## Task item
Each line below that holds the word "date" counts once. Say how many such lines there are, and no more.

(Beginning of Records shown)

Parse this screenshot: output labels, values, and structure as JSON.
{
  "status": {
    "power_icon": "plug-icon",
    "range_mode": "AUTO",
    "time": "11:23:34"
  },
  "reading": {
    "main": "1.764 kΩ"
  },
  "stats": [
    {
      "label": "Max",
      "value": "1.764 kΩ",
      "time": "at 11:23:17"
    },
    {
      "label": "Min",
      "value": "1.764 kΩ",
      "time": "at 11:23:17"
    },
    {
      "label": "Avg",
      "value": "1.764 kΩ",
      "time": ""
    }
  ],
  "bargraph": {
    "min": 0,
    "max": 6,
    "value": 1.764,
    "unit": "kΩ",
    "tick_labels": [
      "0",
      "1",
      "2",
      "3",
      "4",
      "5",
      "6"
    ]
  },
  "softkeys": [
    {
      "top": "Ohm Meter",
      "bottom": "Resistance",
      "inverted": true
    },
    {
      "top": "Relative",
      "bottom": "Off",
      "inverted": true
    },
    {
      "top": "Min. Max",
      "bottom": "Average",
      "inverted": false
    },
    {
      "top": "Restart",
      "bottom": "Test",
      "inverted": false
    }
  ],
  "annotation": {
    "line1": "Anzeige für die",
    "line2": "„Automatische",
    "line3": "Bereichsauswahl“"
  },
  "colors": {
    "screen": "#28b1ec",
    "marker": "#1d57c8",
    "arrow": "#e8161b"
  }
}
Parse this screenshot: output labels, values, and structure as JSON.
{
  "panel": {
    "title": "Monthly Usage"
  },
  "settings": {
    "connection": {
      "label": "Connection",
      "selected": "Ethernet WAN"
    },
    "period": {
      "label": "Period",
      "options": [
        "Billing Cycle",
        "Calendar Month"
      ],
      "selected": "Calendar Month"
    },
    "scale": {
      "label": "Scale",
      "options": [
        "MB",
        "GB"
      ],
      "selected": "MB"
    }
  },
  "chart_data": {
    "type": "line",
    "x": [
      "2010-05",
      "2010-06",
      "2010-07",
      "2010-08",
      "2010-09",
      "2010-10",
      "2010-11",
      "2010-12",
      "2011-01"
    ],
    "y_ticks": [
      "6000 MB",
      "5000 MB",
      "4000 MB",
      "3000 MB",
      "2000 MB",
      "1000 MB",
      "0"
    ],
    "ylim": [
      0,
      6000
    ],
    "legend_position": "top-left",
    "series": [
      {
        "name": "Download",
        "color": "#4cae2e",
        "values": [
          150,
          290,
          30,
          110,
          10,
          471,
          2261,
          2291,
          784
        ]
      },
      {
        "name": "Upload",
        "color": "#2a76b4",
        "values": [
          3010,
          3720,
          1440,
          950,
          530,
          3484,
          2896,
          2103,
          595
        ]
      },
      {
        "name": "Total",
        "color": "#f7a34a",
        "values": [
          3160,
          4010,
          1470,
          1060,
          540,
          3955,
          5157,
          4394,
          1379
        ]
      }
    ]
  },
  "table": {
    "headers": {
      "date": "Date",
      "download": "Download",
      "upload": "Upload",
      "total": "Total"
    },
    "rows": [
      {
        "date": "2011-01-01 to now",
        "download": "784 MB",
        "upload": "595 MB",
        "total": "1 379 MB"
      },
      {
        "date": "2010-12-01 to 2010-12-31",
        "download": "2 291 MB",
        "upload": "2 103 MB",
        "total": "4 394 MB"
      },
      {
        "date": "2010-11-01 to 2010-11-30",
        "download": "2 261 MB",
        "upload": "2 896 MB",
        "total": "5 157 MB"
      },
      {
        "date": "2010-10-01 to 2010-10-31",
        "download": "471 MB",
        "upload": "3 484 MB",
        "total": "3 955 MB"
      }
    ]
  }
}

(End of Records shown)

## Problem solution
5